"He could have bought his way into the wine business and then paid others to do the work, but Cal does it all," says Martin. "He has established a great business. It's admirable that without a winemaking or grape-growing background he has done so well."
Schmidt's winery is one of two businesses he created in a city known more for water sports.
In 1992, Schmidt moved his cabinet-making business from Sonoma County, Calif., to Grants Pass. Today, Northwestern Design sells $8 million in cabinetry, cases and other millwork to libraries, hospitals, schools, courthouses and offices.
Two years ago, Schmidt was asked to produce the woodwork for the Robert Mondavi Institute of Food & Wine Science building on the U.C. Davis campus, a small intersection of his two businesses.
His son, Jim Schmidt, 50, runs the cabinet company, which has 50 employees. His daughter, Rene Brons, 48, manages the tasting room and assists him with the winemaking.
All eight grandchildren work in one of the businesses. Grandson Duncan Brons, 26, is the assistant winemaker, and his wife, Natasha, 26, works in the tasting room, selling $39 bottles of 2008 Cabernet Sauvignon and $34 bottles of 2008 Syrah, both gold medal winners in the 2011 San Francisco Chronicle wine competition, which had more than 5,000 entries.
Grandson Jesse Brons, 19, who will join the Marines in the fall, has helped his brother Duncan build the 1,440-square-foot tasting room, which is open every day except Christmas, Thanksgiving and Easter. Easter is typically a busy day for tasting rooms, but not this one.
"Those are family holidays," says Cal Schmidt.
Granddaughter Heather Carlino, 25, is the bookkeeper and manages the wine club, which has 900 members, one of the largest wine clubs in the area. Great-grandchildren work in the vineyard as their parents have since the first planting in 2001.
"Right now we have two generations making wine and maybe we will be a three-generation winemaking family," says Schmidt.
Schmidt's wife of 49 years, Judy, 68, is a Master Gardener who has converted four acres of the property into settings straight from van Gogh paintings. A horse-drawn carriage offers visitors views of trees, ponds and sunflower fields. Her herb and vegetable gardens supply ingredients for caprese salad, flatbread-pizza toppings and sauces offered on the tasting-room menu.
"I never expected to be this involved in the business," says daughter Rene Brons, who clarifies that although family members have business titles, everyone pitches in as needed on the bottling line, harvesting and manning the tasting room.
She says that although she has known since she was a child that her dad wanted to grow grapes and make wine, no one knew it would become this big.
"I am very proud of him," she says.
This success is something that the Kansas farm-boy-turned-businessman couldn't have planned on.
Cal Schmidt took enology classes at U.C. Davis, and in 2008 he took over as winemaker. Last year, he won seven medals in the 2011 San Francisco Chronicle wine competition.

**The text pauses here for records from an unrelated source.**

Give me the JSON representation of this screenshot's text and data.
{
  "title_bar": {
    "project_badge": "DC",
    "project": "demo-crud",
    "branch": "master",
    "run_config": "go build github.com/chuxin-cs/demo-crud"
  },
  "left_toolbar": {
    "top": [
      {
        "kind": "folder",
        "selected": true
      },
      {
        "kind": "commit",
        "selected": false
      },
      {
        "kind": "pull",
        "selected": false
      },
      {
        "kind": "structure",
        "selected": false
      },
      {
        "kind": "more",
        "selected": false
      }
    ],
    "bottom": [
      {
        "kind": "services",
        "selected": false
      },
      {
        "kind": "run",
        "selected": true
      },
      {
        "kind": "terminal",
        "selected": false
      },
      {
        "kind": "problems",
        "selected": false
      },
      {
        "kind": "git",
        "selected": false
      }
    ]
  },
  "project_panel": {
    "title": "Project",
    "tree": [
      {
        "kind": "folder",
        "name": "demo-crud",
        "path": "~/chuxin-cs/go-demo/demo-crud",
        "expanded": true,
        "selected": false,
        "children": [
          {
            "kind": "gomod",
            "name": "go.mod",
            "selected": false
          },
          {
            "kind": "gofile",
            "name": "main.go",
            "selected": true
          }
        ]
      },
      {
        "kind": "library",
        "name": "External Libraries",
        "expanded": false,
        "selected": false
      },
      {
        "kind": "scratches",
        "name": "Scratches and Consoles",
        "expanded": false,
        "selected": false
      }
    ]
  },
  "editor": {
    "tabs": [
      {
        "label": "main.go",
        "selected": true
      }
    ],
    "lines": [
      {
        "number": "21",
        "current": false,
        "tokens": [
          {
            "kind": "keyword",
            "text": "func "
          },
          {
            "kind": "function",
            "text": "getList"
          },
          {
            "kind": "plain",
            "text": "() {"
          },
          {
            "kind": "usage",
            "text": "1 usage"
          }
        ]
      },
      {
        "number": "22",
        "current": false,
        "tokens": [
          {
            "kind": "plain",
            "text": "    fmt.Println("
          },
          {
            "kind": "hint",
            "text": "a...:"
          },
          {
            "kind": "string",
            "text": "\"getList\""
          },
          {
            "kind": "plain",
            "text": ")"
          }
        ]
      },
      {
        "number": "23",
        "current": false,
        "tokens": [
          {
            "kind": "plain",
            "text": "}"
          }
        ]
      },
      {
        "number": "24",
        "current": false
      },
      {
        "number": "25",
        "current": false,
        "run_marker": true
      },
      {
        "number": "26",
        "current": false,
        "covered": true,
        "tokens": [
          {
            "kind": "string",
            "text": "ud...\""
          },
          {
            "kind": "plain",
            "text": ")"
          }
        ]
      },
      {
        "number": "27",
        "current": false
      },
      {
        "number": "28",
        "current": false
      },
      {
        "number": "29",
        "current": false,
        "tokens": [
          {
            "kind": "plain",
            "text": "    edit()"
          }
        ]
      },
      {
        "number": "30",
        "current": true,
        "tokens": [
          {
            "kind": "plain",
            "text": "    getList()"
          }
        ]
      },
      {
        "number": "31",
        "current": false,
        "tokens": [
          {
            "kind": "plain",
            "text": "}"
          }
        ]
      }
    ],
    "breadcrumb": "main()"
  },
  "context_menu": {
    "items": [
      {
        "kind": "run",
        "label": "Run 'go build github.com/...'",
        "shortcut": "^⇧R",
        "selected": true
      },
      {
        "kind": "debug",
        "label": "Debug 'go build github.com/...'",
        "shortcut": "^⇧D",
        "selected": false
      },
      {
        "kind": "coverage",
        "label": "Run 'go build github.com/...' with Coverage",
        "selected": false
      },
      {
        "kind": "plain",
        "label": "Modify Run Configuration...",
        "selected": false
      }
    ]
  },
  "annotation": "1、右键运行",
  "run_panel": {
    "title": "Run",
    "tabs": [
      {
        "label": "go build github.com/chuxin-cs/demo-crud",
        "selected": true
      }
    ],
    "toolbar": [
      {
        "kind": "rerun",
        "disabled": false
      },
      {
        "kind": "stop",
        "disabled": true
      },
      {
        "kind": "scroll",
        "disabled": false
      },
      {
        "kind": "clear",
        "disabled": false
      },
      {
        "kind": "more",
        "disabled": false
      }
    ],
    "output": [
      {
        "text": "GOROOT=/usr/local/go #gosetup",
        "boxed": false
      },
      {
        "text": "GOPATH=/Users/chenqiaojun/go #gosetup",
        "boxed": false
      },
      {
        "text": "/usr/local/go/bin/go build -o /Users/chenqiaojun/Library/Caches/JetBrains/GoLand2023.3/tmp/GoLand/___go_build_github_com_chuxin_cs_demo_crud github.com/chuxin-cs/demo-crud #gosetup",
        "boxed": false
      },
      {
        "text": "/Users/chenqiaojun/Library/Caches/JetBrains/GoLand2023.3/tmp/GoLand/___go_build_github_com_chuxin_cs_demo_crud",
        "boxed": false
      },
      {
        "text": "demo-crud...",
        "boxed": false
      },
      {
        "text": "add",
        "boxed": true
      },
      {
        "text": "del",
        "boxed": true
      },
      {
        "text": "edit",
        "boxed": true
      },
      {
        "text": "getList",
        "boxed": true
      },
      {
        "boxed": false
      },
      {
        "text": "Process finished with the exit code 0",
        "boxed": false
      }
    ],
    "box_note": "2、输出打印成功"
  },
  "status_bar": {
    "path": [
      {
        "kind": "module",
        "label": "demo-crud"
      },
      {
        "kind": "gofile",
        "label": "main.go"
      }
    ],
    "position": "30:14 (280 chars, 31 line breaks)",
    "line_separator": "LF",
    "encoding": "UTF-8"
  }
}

This year, the three out-of-state judges in the WOW blind tasting awarded him top honors for two Spanish varietals — tempranillo and albarino — that grow well in Oregon's so-called sunbelt. Another Applegate winemaker, Herb Quady, won a Best of Show for his 2012 Quady North Rose.
Schmidt's original plan was to grow grapes, but he soon realized that "the artistry and monetary value is more in the wine than grapes."
He added zinfandel, cab franc and malbec, and later viognier, sauvignon blanc, chardonnay and albarino.
This year, he planted tempranillo to his existing 30 acres of vineyards. Grapes used in this year's WOW Best of Show winner, Schmidt Family Vineyards' 2009 Tempranillo, were grown at Dana Campbell Vineyards in Ashland. His other Best of Show, a 2011 Albarino, was made from estate-grown grapes.
"It was a very nice surprise to win a medal, and not just one but two," Schmidt said Thursday. "That will knock your socks off. It's a high honor and it shows that we can grow Spanish varietals well here."
Then he turned to congratulate his family.
"We are all hard workers with high standards," he said. "We do what it takes to get the job done. I've been very blessed."
Reach reporter Janet Eastman at 541-776-4465 or firstname.lastname@example.org